◆ **DIRECTIONS FOR THIS TASK**
For every line of the material below, check for the string "desc" and return the line if it is there.
====
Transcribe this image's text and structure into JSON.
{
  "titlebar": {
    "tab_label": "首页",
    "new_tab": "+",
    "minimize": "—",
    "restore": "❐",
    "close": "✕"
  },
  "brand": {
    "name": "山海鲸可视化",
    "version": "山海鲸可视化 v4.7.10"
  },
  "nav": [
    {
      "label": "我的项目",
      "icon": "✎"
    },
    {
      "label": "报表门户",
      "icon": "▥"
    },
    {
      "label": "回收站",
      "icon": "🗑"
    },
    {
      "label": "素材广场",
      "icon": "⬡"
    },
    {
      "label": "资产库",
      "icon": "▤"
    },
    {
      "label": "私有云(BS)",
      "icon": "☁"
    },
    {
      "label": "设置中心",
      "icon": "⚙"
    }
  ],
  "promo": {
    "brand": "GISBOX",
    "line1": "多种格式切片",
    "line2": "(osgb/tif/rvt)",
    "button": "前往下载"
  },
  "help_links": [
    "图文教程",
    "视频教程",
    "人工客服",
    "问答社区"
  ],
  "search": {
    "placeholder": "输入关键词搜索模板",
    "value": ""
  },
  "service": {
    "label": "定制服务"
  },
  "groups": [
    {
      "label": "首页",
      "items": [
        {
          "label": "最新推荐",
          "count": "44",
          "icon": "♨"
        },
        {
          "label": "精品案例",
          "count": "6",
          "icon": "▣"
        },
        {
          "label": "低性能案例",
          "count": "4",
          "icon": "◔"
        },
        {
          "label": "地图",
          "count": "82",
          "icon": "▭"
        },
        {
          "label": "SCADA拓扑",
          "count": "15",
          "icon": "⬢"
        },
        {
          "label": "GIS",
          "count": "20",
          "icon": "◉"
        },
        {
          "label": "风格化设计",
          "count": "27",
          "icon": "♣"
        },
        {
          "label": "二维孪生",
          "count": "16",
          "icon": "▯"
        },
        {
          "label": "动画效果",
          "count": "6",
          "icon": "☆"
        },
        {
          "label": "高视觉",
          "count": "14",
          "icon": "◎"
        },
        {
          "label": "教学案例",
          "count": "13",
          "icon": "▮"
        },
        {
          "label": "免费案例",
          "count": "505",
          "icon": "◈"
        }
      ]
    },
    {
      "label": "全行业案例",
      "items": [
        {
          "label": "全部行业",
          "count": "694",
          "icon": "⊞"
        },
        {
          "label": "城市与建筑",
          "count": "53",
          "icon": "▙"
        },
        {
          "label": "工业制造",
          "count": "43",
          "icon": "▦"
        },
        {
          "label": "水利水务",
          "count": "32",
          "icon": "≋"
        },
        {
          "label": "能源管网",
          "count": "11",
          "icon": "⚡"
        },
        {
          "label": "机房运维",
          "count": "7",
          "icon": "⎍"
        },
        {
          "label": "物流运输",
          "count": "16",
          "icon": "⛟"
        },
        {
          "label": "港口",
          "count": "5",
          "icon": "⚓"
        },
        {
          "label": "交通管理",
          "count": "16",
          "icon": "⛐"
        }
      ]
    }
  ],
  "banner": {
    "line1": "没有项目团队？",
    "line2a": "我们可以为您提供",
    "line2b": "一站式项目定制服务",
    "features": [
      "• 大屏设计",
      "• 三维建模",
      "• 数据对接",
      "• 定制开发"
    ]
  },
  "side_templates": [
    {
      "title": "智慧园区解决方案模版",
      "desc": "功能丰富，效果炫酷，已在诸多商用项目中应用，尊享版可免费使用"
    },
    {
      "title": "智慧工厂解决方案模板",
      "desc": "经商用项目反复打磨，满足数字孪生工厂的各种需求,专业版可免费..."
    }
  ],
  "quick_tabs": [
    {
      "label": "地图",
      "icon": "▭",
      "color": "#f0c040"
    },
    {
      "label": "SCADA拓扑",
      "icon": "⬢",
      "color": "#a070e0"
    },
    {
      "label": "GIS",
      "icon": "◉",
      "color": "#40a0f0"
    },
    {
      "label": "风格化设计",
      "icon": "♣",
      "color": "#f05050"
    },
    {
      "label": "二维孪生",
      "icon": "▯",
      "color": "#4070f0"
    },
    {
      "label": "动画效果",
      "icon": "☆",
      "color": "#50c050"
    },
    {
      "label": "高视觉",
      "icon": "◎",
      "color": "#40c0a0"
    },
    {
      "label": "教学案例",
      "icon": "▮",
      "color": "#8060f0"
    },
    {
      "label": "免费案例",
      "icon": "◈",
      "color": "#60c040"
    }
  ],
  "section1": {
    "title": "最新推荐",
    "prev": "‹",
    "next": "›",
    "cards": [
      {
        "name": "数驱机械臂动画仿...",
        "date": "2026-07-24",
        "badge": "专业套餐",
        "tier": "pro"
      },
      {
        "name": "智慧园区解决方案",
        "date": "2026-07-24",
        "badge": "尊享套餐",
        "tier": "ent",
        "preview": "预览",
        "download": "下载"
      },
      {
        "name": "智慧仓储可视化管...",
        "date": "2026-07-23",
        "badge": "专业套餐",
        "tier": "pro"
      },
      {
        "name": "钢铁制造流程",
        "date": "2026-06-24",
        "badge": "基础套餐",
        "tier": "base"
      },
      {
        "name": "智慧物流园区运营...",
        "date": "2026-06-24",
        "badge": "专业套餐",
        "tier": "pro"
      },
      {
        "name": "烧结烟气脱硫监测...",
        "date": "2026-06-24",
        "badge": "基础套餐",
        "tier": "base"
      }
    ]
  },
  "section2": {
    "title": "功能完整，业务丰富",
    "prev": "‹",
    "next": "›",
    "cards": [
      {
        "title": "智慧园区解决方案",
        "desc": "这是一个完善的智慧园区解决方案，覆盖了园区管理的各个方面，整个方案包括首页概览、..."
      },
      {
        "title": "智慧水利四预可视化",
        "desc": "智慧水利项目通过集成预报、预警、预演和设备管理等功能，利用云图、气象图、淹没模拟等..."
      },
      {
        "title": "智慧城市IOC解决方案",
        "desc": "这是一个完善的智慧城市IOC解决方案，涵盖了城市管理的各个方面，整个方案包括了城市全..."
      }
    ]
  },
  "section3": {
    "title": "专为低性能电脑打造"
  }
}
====
◆ **EXPECTED OUTPUT**
      "desc": "功能丰富，效果炫酷，已在诸多商用项目中应用，尊享版可免费使用"
      "desc": "经商用项目反复打磨，满足数字孪生工厂的各种需求,专业版可免费..."
        "desc": "这是一个完善的智慧园区解决方案，覆盖了园区管理的各个方面，整个方案包括首页概览、..."
        "desc": "智慧水利项目通过集成预报、预警、预演和设备管理等功能，利用云图、气象图、淹没模拟等..."
        "desc": "这是一个完善的智慧城市IOC解决方案，涵盖了城市管理的各个方面，整个方案包括了城市全..."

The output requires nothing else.